Labor is deeply concerned at reports of further cuts to international development assistance in this year’s Budget.
Australia has a deep interest in contributing to global poverty alleviation, and our international development program supports security and stability in our region.
The Foreign Minister’s own DFAT White Paper, released just four months ago declares “Australia's overseas aid program aims to help developing countries reduce poverty and achieve sustainable development in line with Australia's national interest.”
At the same time as it committed to a $65 billion tax cut to big business, the 2016-17 Budget delivered the weakest levels of Australian development assistance in history, spending just 22 cents in every $100 of our national income on foreign aid.
Over the next decade this will get even worse, with the Turnbull Government’s budget figures forecasting our international development program will fall to just 0.17 per cent of GNI.
Alarmingly, the Minister for International Development and the Pacific , Concetta Fierravanti-Wells , yesterday appeared to confirm aid cuts were being considered.
Asked in Senate Question Time to rule out further cuts in this year's Budget, Senator Fierravanti-Wells replied "I'm sure you'll stay tuned on Budget night that will be in May”.
Just this week, in an unusually blunt assessment, the OECD Development Assistance Committee urged the Turnbull Government to lift aid spending and warned cuts to international development assistance were undermining Australia’s influence in the region.
The Turnbull Government’s cuts to development assistance are already a source of international embarrassment for Australia, and are at odds with the generous spirit of the Australian people.
In February, I committed a Shorten Labor Government to rebuilding Australia’s international development assistance program and increasing aid investment beyond current levels.
A Shorten Labor Government will contribute more to international development assistance than the current Government. And we will ensure more of it gets to the people who it is meant to be assisting.
Labor has repeatedly urged the Turnbull Government to return to a properly bipartisan approach to international development assistance.

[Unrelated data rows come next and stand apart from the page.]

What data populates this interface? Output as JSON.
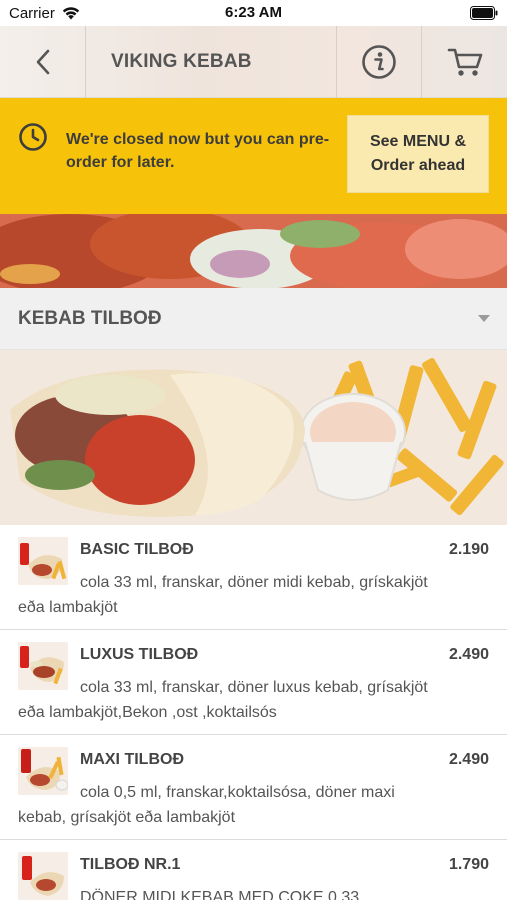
{
  "status_bar": {
    "carrier": "Carrier",
    "time": "6:23 AM"
  },
  "nav": {
    "title": "VIKING KEBAB",
    "back_icon": "chevron-left-icon",
    "info_icon": "info-circle-icon",
    "cart_icon": "cart-icon"
  },
  "notice": {
    "icon": "clock-icon",
    "message": "We're closed now but you can pre-order for later.",
    "button_label": "See MENU & Order ahead",
    "background_color": "#f7c20a"
  },
  "category": {
    "title": "KEBAB TILBOÐ",
    "icon": "caret-down-icon"
  },
  "menu_items": [
    {
      "name": "BASIC TILBOÐ",
      "price": "2.190",
      "description": "cola 33 ml, franskar, döner midi kebab, grískakjöt eða lambakjöt"
    },
    {
      "name": "LUXUS TILBOÐ",
      "price": "2.490",
      "description": "cola 33 ml, franskar, döner luxus kebab, grísakjöt eða lambakjöt,Bekon ,ost ,koktailsós"
    },
    {
      "name": "MAXI TILBOÐ",
      "price": "2.490",
      "description": "cola 0,5 ml, franskar,koktailsósa, döner maxi kebab, grísakjöt eða lambakjöt"
    },
    {
      "name": "TILBOÐ NR.1",
      "price": "1.790",
      "description": "DÖNER MIDI KEBAB MED COKE 0,33"
    }
  ]
}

Instead of continuing to prioritise massive tax cuts for big business, Julie Bishop must rule out further cuts to Australia’s already embarrassingly low level of international development assistance in this year’s Budget.